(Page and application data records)

»»

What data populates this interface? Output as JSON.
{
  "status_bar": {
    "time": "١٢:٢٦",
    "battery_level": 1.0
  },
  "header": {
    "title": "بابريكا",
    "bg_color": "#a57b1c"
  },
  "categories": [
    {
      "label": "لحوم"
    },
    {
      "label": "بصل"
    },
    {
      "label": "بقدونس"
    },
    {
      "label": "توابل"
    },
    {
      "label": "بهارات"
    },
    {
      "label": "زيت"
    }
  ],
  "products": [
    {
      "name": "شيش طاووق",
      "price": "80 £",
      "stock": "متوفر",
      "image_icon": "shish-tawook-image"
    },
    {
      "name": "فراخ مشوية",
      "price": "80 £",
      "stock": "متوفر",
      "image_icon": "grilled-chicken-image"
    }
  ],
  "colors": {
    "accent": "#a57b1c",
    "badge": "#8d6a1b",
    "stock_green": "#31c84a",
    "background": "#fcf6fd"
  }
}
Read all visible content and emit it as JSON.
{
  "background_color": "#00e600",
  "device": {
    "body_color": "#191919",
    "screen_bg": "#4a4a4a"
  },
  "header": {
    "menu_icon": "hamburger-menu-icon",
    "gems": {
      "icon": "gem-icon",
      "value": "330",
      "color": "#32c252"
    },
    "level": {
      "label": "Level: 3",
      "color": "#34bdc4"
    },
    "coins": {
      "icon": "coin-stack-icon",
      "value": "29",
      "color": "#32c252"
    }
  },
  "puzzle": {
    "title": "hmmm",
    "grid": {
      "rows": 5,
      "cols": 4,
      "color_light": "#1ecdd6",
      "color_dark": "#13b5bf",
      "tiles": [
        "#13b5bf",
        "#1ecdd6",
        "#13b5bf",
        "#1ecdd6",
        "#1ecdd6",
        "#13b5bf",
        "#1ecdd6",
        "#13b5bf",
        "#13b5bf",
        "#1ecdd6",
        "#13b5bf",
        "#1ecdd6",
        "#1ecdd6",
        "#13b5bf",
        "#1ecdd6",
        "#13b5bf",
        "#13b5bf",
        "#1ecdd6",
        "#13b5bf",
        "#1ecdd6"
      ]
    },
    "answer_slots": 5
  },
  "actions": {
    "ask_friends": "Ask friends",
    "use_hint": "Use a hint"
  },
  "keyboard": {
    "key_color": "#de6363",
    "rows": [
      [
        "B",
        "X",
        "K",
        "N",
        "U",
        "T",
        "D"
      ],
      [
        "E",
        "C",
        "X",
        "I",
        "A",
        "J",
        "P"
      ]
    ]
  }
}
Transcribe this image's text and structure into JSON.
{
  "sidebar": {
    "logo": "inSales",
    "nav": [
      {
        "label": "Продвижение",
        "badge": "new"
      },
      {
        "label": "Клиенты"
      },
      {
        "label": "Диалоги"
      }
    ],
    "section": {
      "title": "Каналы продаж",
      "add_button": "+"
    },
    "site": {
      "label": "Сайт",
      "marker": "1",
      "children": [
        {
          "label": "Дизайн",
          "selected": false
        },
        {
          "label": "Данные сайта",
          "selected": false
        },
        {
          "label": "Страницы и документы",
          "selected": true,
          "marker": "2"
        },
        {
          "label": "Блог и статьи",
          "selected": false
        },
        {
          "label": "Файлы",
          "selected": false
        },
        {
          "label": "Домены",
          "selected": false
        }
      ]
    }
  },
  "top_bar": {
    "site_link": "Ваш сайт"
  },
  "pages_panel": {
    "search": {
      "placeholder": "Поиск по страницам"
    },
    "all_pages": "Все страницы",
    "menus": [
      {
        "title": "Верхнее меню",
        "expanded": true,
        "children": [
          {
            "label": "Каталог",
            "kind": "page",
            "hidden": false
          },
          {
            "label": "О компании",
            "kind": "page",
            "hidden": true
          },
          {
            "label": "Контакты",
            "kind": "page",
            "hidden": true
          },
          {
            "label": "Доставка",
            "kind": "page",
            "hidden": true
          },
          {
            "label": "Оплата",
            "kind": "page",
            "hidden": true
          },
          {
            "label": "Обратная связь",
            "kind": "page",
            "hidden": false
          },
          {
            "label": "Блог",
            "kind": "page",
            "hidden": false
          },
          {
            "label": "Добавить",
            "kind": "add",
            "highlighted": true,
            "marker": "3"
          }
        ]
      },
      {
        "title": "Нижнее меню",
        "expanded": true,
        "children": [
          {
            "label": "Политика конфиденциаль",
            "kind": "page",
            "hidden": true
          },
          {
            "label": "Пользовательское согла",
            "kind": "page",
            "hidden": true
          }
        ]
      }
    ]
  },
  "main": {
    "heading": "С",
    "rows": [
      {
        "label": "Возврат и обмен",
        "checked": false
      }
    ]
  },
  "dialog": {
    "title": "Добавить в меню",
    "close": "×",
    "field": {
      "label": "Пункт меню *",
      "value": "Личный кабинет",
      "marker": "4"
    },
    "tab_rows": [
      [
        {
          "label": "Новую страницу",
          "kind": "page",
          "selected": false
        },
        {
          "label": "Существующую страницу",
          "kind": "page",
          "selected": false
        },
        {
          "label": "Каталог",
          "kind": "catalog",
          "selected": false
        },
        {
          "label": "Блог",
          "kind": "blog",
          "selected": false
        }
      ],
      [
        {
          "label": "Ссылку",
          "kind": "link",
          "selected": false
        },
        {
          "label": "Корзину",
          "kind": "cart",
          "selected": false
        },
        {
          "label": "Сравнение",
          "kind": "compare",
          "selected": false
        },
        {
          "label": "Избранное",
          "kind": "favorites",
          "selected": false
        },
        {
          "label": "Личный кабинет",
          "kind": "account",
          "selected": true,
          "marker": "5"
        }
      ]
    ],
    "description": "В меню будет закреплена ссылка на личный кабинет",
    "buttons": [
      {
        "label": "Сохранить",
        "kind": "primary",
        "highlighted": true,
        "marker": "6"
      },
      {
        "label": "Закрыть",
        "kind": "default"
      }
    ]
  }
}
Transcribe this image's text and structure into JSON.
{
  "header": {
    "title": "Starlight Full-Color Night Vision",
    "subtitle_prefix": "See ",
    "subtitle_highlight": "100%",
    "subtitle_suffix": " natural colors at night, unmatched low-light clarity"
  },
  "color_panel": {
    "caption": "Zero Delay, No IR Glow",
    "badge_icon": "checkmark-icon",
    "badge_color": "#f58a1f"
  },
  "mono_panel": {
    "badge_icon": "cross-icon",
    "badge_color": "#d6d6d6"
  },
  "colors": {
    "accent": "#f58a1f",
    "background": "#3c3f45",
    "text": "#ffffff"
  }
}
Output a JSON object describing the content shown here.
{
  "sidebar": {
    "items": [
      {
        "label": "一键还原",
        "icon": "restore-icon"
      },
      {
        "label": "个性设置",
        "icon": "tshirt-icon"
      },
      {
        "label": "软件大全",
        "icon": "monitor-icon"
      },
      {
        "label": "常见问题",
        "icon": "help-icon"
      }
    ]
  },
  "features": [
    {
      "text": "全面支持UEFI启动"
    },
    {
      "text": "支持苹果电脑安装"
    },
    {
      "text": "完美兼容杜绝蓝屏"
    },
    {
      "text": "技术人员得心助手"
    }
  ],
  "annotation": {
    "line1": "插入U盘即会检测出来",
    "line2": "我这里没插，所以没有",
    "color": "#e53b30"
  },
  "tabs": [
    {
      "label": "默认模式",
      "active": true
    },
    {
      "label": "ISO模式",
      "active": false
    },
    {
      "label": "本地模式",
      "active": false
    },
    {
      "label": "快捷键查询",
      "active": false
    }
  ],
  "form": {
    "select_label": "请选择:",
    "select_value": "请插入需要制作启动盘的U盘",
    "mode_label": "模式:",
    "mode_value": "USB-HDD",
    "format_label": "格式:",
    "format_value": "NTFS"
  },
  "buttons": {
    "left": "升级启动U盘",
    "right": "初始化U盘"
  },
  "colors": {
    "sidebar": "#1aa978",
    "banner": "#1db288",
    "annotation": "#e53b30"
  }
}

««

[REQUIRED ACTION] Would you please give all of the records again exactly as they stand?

[THE ANSWER]
What data populates this interface? Output as JSON.
{
  "status_bar": {
    "time": "١٢:٢٦",
    "battery_level": 1.0
  },
  "header": {
    "title": "بابريكا",
    "bg_color": "#a57b1c"
  },
  "categories": [
    {
      "label": "لحوم"
    },
    {
      "label": "بصل"
    },
    {
      "label": "بقدونس"
    },
    {
      "label": "توابل"
    },
    {
      "label": "بهارات"
    },
    {
      "label": "زيت"
    }
  ],
  "products": [
    {
      "name": "شيش طاووق",
      "price": "80 £",
      "stock": "متوفر",
      "image_icon": "shish-tawook-image"
    },
    {
      "name": "فراخ مشوية",
      "price": "80 £",
      "stock": "متوفر",
      "image_icon": "grilled-chicken-image"
    }
  ],
  "colors": {
    "accent": "#a57b1c",
    "badge": "#8d6a1b",
    "stock_green": "#31c84a",
    "background": "#fcf6fd"
  }
}
Read all visible content and emit it as JSON.
{
  "background_color": "#00e600",
  "device": {
    "body_color": "#191919",
    "screen_bg": "#4a4a4a"
  },
  "header": {
    "menu_icon": "hamburger-menu-icon",
    "gems": {
      "icon": "gem-icon",
      "value": "330",
      "color": "#32c252"
    },
    "level": {
      "label": "Level: 3",
      "color": "#34bdc4"
    },
    "coins": {
      "icon": "coin-stack-icon",
      "value": "29",
      "color": "#32c252"
    }
  },
  "puzzle": {
    "title": "hmmm",
    "grid": {
      "rows": 5,
      "cols": 4,
      "color_light": "#1ecdd6",
      "color_dark": "#13b5bf",
      "tiles": [
        "#13b5bf",
        "#1ecdd6",
        "#13b5bf",
        "#1ecdd6",
        "#1ecdd6",
        "#13b5bf",
        "#1ecdd6",
        "#13b5bf",
        "#13b5bf",
        "#1ecdd6",
        "#13b5bf",
        "#1ecdd6",
        "#1ecdd6",
        "#13b5bf",
        "#1ecdd6",
        "#13b5bf",
        "#13b5bf",
        "#1ecdd6",
        "#13b5bf",
        "#1ecdd6"
      ]
    },
    "answer_slots": 5
  },
  "actions": {
    "ask_friends": "Ask friends",
    "use_hint": "Use a hint"
  },
  "keyboard": {
    "key_color": "#de6363",
    "rows": [
      [
        "B",
        "X",
        "K",
        "N",
        "U",
        "T",
        "D"
      ],
      [
        "E",
        "C",
        "X",
        "I",
        "A",
        "J",
        "P"
      ]
    ]
  }
}
Transcribe this image's text and structure into JSON.
{
  "sidebar": {
    "logo": "inSales",
    "nav": [
      {
        "label": "Продвижение",
        "badge": "new"
      },
      {
        "label": "Клиенты"
      },
      {
        "label": "Диалоги"
      }
    ],
    "section": {
      "title": "Каналы продаж",
      "add_button": "+"
    },
    "site": {
      "label": "Сайт",
      "marker": "1",
      "children": [
        {
          "label": "Дизайн",
          "selected": false
        },
        {
          "label": "Данные сайта",
          "selected": false
        },
        {
          "label": "Страницы и документы",
          "selected": true,
          "marker": "2"
        },
        {
          "label": "Блог и статьи",
          "selected": false
        },
        {
          "label": "Файлы",
          "selected": false
        },
        {
          "label": "Домены",
          "selected": false
        }
      ]
    }
  },
  "top_bar": {
    "site_link": "Ваш сайт"
  },
  "pages_panel": {
    "search": {
      "placeholder": "Поиск по страницам"
    },
    "all_pages": "Все страницы",
    "menus": [
      {
        "title": "Верхнее меню",
        "expanded": true,
        "children": [
          {
            "label": "Каталог",
            "kind": "page",
            "hidden": false
          },
          {
            "label": "О компании",
            "kind": "page",
            "hidden": true
          },
          {
            "label": "Контакты",
            "kind": "page",
            "hidden": true
          },
          {
            "label": "Доставка",
            "kind": "page",
            "hidden": true
          },
          {
            "label": "Оплата",
            "kind": "page",
            "hidden": true
          },
          {
            "label": "Обратная связь",
            "kind": "page",
            "hidden": false
          },
          {
            "label": "Блог",
            "kind": "page",
            "hidden": false
          },
          {
            "label": "Добавить",
            "kind": "add",
            "highlighted": true,
            "marker": "3"
          }
        ]
      },
      {
        "title": "Нижнее меню",
        "expanded": true,
        "children": [
          {
            "label": "Политика конфиденциаль",
            "kind": "page",
            "hidden": true
          },
          {
            "label": "Пользовательское согла",
            "kind": "page",
            "hidden": true
          }
        ]
      }
    ]
  },
  "main": {
    "heading": "С",
    "rows": [
      {
        "label": "Возврат и обмен",
        "checked": false
      }
    ]
  },
  "dialog": {
    "title": "Добавить в меню",
    "close": "×",
    "field": {
      "label": "Пункт меню *",
      "value": "Личный кабинет",
      "marker": "4"
    },
    "tab_rows": [
      [
        {
          "label": "Новую страницу",
          "kind": "page",
          "selected": false
        },
        {
          "label": "Существующую страницу",
          "kind": "page",
          "selected": false
        },
        {
          "label": "Каталог",
          "kind": "catalog",
          "selected": false
        },
        {
          "label": "Блог",
          "kind": "blog",
          "selected": false
        }
      ],
      [
        {
          "label": "Ссылку",
          "kind": "link",
          "selected": false
        },
        {
          "label": "Корзину",
          "kind": "cart",
          "selected": false
        },
        {
          "label": "Сравнение",
          "kind": "compare",
          "selected": false
        },
        {
          "label": "Избранное",
          "kind": "favorites",
          "selected": false
        },
        {
          "label": "Личный кабинет",
          "kind": "account",
          "selected": true,
          "marker": "5"
        }
      ]
    ],
    "description": "В меню будет закреплена ссылка на личный кабинет",
    "buttons": [
      {
        "label": "Сохранить",
        "kind": "primary",
        "highlighted": true,
        "marker": "6"
      },
      {
        "label": "Закрыть",
        "kind": "default"
      }
    ]
  }
}
Transcribe this image's text and structure into JSON.
{
  "header": {
    "title": "Starlight Full-Color Night Vision",
    "subtitle_prefix": "See ",
    "subtitle_highlight": "100%",
    "subtitle_suffix": " natural colors at night, unmatched low-light clarity"
  },
  "color_panel": {
    "caption": "Zero Delay, No IR Glow",
    "badge_icon": "checkmark-icon",
    "badge_color": "#f58a1f"
  },
  "mono_panel": {
    "badge_icon": "cross-icon",
    "badge_color": "#d6d6d6"
  },
  "colors": {
    "accent": "#f58a1f",
    "background": "#3c3f45",
    "text": "#ffffff"
  }
}
Output a JSON object describing the content shown here.
{
  "sidebar": {
    "items": [
      {
        "label": "一键还原",
        "icon": "restore-icon"
      },
      {
        "label": "个性设置",
        "icon": "tshirt-icon"
      },
      {
        "label": "软件大全",
        "icon": "monitor-icon"
      },
      {
        "label": "常见问题",
        "icon": "help-icon"
      }
    ]
  },
  "features": [
    {
      "text": "全面支持UEFI启动"
    },
    {
      "text": "支持苹果电脑安装"
    },
    {
      "text": "完美兼容杜绝蓝屏"
    },
    {
      "text": "技术人员得心助手"
    }
  ],
  "annotation": {
    "line1": "插入U盘即会检测出来",
    "line2": "我这里没插，所以没有",
    "color": "#e53b30"
  },
  "tabs": [
    {
      "label": "默认模式",
      "active": true
    },
    {
      "label": "ISO模式",
      "active": false
    },
    {
      "label": "本地模式",
      "active": false
    },
    {
      "label": "快捷键查询",
      "active": false
    }
  ],
  "form": {
    "select_label": "请选择:",
    "select_value": "请插入需要制作启动盘的U盘",
    "mode_label": "模式:",
    "mode_value": "USB-HDD",
    "format_label": "格式:",
    "format_value": "NTFS"
  },
  "buttons": {
    "left": "升级启动U盘",
    "right": "初始化U盘"
  },
  "colors": {
    "sidebar": "#1aa978",
    "banner": "#1db288",
    "annotation": "#e53b30"
  }
}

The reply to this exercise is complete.